With the 2019-20 NHL season on hold we are going to review where each NHL team stands at this moment until the season resumes. Here we take a look at the long-term outlook for the Buffalo Sabres.
Victor Olofsson ranks as biggest surprise for Sabres
With four points in six games to close out 2018-19, Olofsson showed promise. Little did we know, Olofsson was also providing a sneak preview for 2019-20. Olofsson began with a bang, carrying over that late 2018-19 season to score his first seven career goals on the power play, becoming the first NHL player to do so. (Or, at least as far as we know, being that the NHL began recording the stat in 1933-34.)
The Sabres’ power play and record eventually cooled off, and so did Olofsson. In Olofsson’s case, it was not as much as some might think, though.
Olofsson generated 35 points through 42 games before the All-Star break, settling down toward the end with seven points in 12 games (42 points in 54 overall). Olofsson finished third in Sabres scoring behind Jack Eichel (78) and Sam Reinhart (50) despite missing 15 games due to a lower-body injury.
While Olofsson rode some hot streaks, his 15.7 shooting percentage wasn’t so outrageous as to totally wipe out his impressive season. And you might chalk up some of his cold finish to injury issues, much like you’d downplay some of that hot start due to puck luck.

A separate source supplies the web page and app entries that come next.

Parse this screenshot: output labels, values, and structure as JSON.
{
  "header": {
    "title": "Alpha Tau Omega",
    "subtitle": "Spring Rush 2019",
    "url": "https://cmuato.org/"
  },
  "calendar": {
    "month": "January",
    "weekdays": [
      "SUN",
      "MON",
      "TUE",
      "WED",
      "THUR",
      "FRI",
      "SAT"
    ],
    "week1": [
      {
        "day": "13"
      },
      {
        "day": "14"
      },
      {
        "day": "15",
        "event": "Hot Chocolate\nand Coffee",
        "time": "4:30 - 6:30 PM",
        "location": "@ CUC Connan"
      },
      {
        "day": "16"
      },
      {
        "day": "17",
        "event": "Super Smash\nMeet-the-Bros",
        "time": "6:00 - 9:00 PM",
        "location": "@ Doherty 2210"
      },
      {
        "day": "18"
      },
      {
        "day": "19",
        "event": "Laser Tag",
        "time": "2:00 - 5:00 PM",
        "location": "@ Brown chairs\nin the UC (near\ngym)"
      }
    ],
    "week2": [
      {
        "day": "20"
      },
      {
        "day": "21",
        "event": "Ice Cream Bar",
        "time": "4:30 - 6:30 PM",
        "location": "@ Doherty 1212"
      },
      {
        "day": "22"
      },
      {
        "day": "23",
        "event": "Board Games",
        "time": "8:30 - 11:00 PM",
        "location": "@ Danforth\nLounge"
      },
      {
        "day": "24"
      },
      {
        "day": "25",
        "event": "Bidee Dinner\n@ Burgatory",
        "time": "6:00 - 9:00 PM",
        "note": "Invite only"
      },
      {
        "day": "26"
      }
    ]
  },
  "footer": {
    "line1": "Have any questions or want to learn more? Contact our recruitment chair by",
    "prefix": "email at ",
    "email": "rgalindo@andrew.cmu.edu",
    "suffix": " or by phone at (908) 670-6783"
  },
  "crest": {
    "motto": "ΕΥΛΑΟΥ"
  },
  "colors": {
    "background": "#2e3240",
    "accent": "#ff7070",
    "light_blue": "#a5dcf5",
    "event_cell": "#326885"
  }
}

Split the difference, and the Sabres might have a nice find on their hands. Being that he was a seventh-round pick (181st overall in 2014) Olofsson seems like a gem for Buffalo. It just remains to be seen if Olofsson is a full-fledged diamond in the rough, or something a little less valuable.
Jeff Skinner‘s season a disappointment for Sabres, even with lowered expectations
Skinner’s brief Buffalo period already features a fascinating run of twists and turns.
My personal feeling was that the Hurricanes were selling low when they traded Skinner before 2018-19, being that his shooting percentage was just 8.7 in 2017-18. Skinner created instant chemistry with Jack Eichel in 2018-19, scoring 40 goals on a career-high 14.9 shooting percentage.
The stage was then set for Skinner to cost a bundle. Honestly, it felt like the Sabres kinda had to break the bank to keep Eichel, even if they were buying high with his new contract after buying low in that trade.
And now it … yeah, looks like the Sabres bought high. Skinner managed a mediocre 14 goals and just nine assists for 23 points over 59 games in 2019-20.
Skinner failing to look like a $9M forward wasn’t all that surprising. Still, such a drop in production was agonizing for the Sabres.
That said, there’s hope that Skinner might flip the script again — to an extent.
Skinner suffered through a 7.7 shooting percentage in 2019-20, tying a career low. It’s also fair to wonder if the Sabres would have been wiser to play Skinner with Eichel more often. More Eichel and more puck luck could boost Skinner’s numbers back to a higher level.
Will he be worth $9M? Probably not, but focusing on that dollar amount will only make things worse for Skinner and the Sabres.
New cast members, same Sabres story of disappointments
Sometimes the Sabres feel like a sad rerun of a failed sitcom.
Actually, maybe call it a failed reboot, like Hollywood’s recent attempts to make “The Fantastic Four,” a thing. Different cast members haven’t equaled box office buzz or critical acclaim.
Buffalo brought in new head coach Ralph Krueger. They aggressively attempted to boost their defensive depth with Colin Miller, Brandon Montour, and Henri Jokiharju. Marcus Johansson seemed like a wise budget addition.
With a hot 8-1-1 start, it seemed like there was hope for the Sabres. Maybe they’d be able to build off of that early sprint after falling off the tracks following a early rise in 2018-19, too?
Nope, the wheels came off once again. For yet another season, the Sabres couldn’t provide Jack Eichel with enough help. Sometimes there was bad luck, but other times, they were guilty of self-destructive moves. All the while, fans seemed on the verge of revolt.
(The biggest of all Sabres disappointments is probably Pegula Sports & Entertainment’s layoffs amid the coronavirus crisis, though.)
James O’Brien is a writer for Pro Hockey Talk on NBC Sports. Drop him a line at firstname.lastname@example.org or follow him on Twitter @cyclelikesedins.